_Exercise requirements:_
Should any entry hold a picture, omit that picture and copy the rest of the entry exactly.

---------- Materials provided ----------

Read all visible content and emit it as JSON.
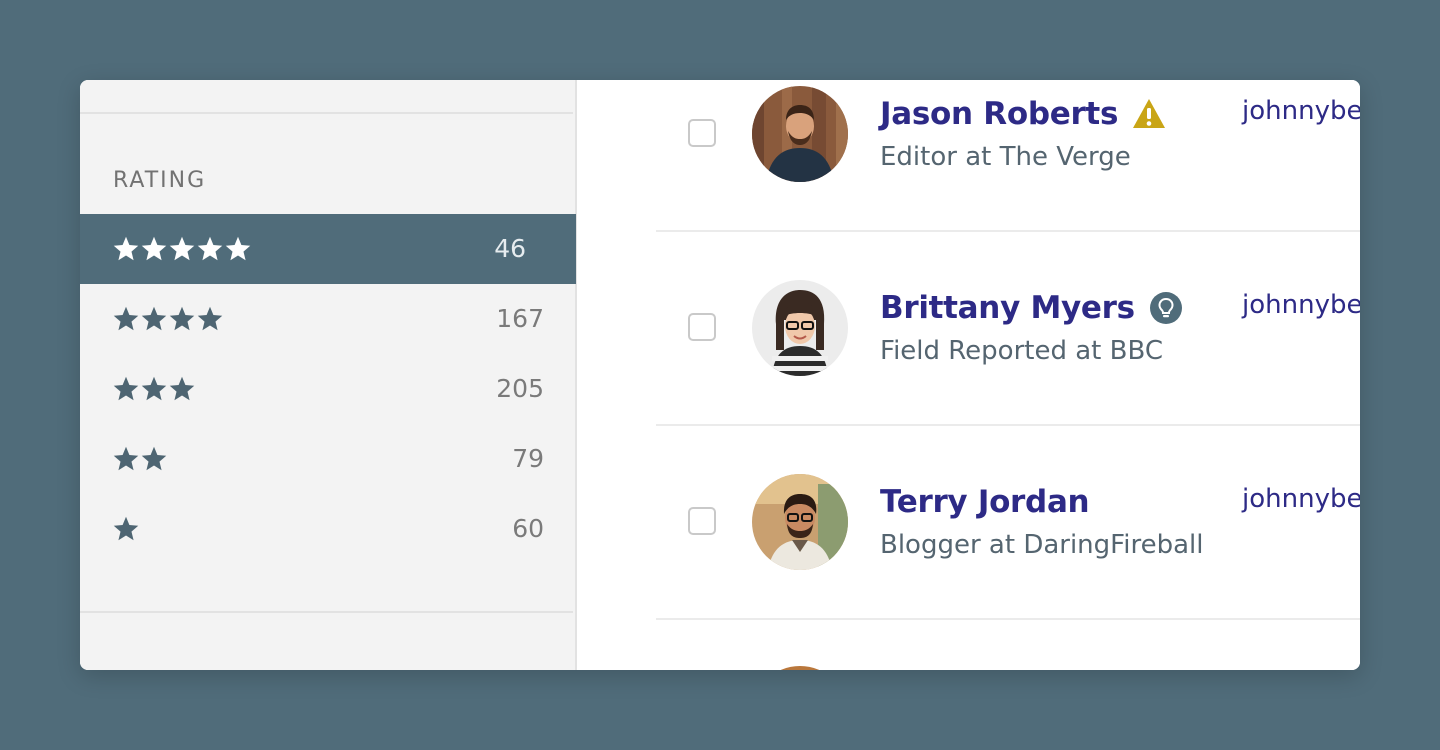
{
  "sidebar": {
    "section_label": "RATING",
    "ratings": [
      {
        "stars": 5,
        "count": "46",
        "selected": true
      },
      {
        "stars": 4,
        "count": "167",
        "selected": false
      },
      {
        "stars": 3,
        "count": "205",
        "selected": false
      },
      {
        "stars": 2,
        "count": "79",
        "selected": false
      },
      {
        "stars": 1,
        "count": "60",
        "selected": false
      }
    ]
  },
  "contacts": [
    {
      "name": "Jason Roberts",
      "title": "Editor at The Verge",
      "handle": "johnnybe",
      "badge": "warning-icon",
      "checked": false
    },
    {
      "name": "Brittany Myers",
      "title": "Field Reported at BBC",
      "handle": "johnnybe",
      "badge": "lightbulb-icon",
      "checked": false
    },
    {
      "name": "Terry Jordan",
      "title": "Blogger at DaringFireball",
      "handle": "johnnybe",
      "badge": "",
      "checked": false
    }
  ],
  "colors": {
    "background": "#506c7a",
    "selected_row": "#506c7a",
    "name_text": "#2d2a86",
    "warning": "#c9a516",
    "bulb_badge": "#506c7a"
  }
}
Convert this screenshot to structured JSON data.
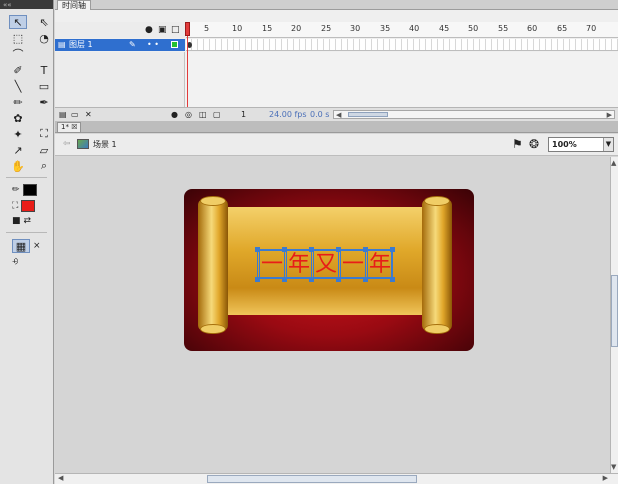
{
  "timeline": {
    "tab_label": "时间轴",
    "ruler_ticks": [
      "5",
      "10",
      "15",
      "20",
      "25",
      "30",
      "35",
      "40",
      "45",
      "50",
      "55",
      "60",
      "65",
      "70"
    ],
    "layer": {
      "name": "图层 1"
    },
    "status": {
      "frame": "1",
      "fps": "24.00 fps",
      "time": "0.0 s"
    }
  },
  "document": {
    "tab_label": "1*"
  },
  "editbar": {
    "scene": "场景 1",
    "zoom": "100%"
  },
  "stage": {
    "text_chars": [
      "一",
      "年",
      "又",
      "一",
      "年"
    ],
    "text_color": "#e81d18",
    "background_color": "#b0101a"
  },
  "tools": {
    "stroke_color": "#000000",
    "fill_color": "#e81d18"
  }
}
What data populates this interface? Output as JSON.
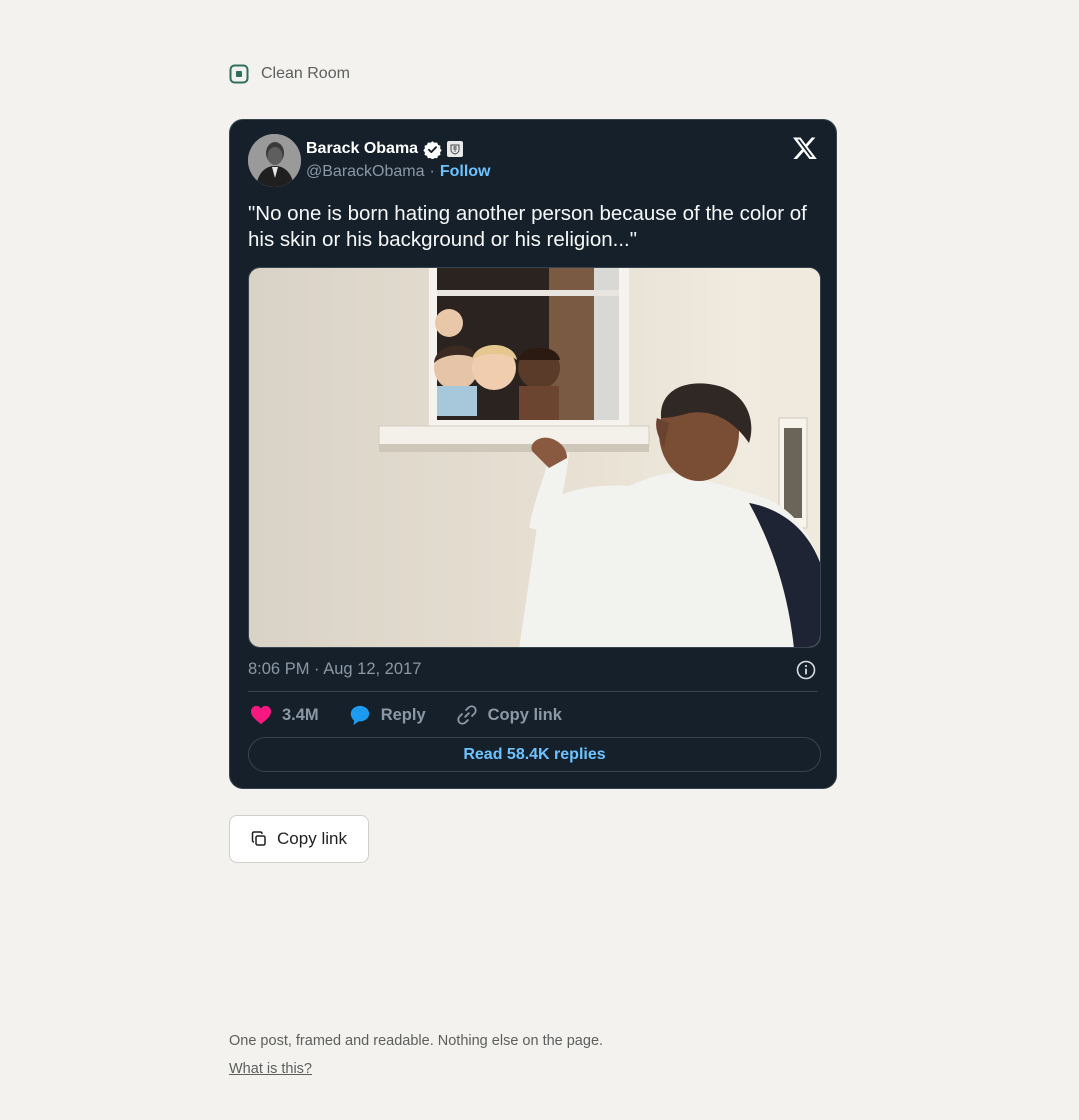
{
  "brand": {
    "name": "Clean Room",
    "icon": "app-logo-icon",
    "accent": "#2f6f5e"
  },
  "tweet": {
    "author_name": "Barack Obama",
    "handle": "@BarackObama",
    "separator": "·",
    "follow_label": "Follow",
    "text": "\"No one is born hating another person because of the color of his skin or his background or his religion...\"",
    "timestamp": "8:06 PM · Aug 12, 2017",
    "likes": "3.4M",
    "reply_label": "Reply",
    "copy_link_label": "Copy link",
    "read_replies_label": "Read 58.4K replies",
    "colors": {
      "background": "#15202b",
      "link": "#6cc3ff",
      "like": "#f91880",
      "reply": "#1d9bf0"
    }
  },
  "page": {
    "copy_button_label": "Copy link",
    "footer_text": "One post, framed and readable. Nothing else on the page.",
    "footer_link": "What is this?"
  }
}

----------

_Response:_
Read all visible content and emit it as JSON.
{
  "sidebar": {
    "section_label": "RATING",
    "ratings": [
      {
        "stars": 5,
        "count": "46",
        "selected": true
      },
      {
        "stars": 4,
        "count": "167",
        "selected": false
      },
      {
        "stars": 3,
        "count": "205",
        "selected": false
      },
      {
        "stars": 2,
        "count": "79",
        "selected": false
      },
      {
        "stars": 1,
        "count": "60",
        "selected": false
      }
    ]
  },
  "contacts": [
    {
      "name": "Jason Roberts",
      "title": "Editor at The Verge",
      "handle": "johnnybe",
      "badge": "warning-icon",
      "checked": false
    },
    {
      "name": "Brittany Myers",
      "title": "Field Reported at BBC",
      "handle": "johnnybe",
      "badge": "lightbulb-icon",
      "checked": false
    },
    {
      "name": "Terry Jordan",
      "title": "Blogger at DaringFireball",
      "handle": "johnnybe",
      "badge": "",
      "checked": false
    }
  ],
  "colors": {
    "background": "#506c7a",
    "selected_row": "#506c7a",
    "name_text": "#2d2a86",
    "warning": "#c9a516",
    "bulb_badge": "#506c7a"
  }
}
Convert this screenshot to structured JSON data.
{
  "timeline": {
    "tab_label": "时间轴",
    "ruler_ticks": [
      "5",
      "10",
      "15",
      "20",
      "25",
      "30",
      "35",
      "40",
      "45",
      "50",
      "55",
      "60",
      "65",
      "70"
    ],
    "layer": {
      "name": "图层 1"
    },
    "status": {
      "frame": "1",
      "fps": "24.00 fps",
      "time": "0.0 s"
    }
  },
  "document": {
    "tab_label": "1*"
  },
  "editbar": {
    "scene": "场景 1",
    "zoom": "100%"
  },
  "stage": {
    "text_chars": [
      "一",
      "年",
      "又",
      "一",
      "年"
    ],
    "text_color": "#e81d18",
    "background_color": "#b0101a"
  },
  "tools": {
    "stroke_color": "#000000",
    "fill_color": "#e81d18"
  }
}
What data populates this interface? Output as JSON.
{
  "brand": {
    "name": "Clean Room",
    "icon": "app-logo-icon",
    "accent": "#2f6f5e"
  },
  "tweet": {
    "author_name": "Barack Obama",
    "handle": "@BarackObama",
    "separator": "·",
    "follow_label": "Follow",
    "text": "\"No one is born hating another person because of the color of his skin or his background or his religion...\"",
    "timestamp": "8:06 PM · Aug 12, 2017",
    "likes": "3.4M",
    "reply_label": "Reply",
    "copy_link_label": "Copy link",
    "read_replies_label": "Read 58.4K replies",
    "colors": {
      "background": "#15202b",
      "link": "#6cc3ff",
      "like": "#f91880",
      "reply": "#1d9bf0"
    }
  },
  "page": {
    "copy_button_label": "Copy link",
    "footer_text": "One post, framed and readable. Nothing else on the page.",
    "footer_link": "What is this?"
  }
}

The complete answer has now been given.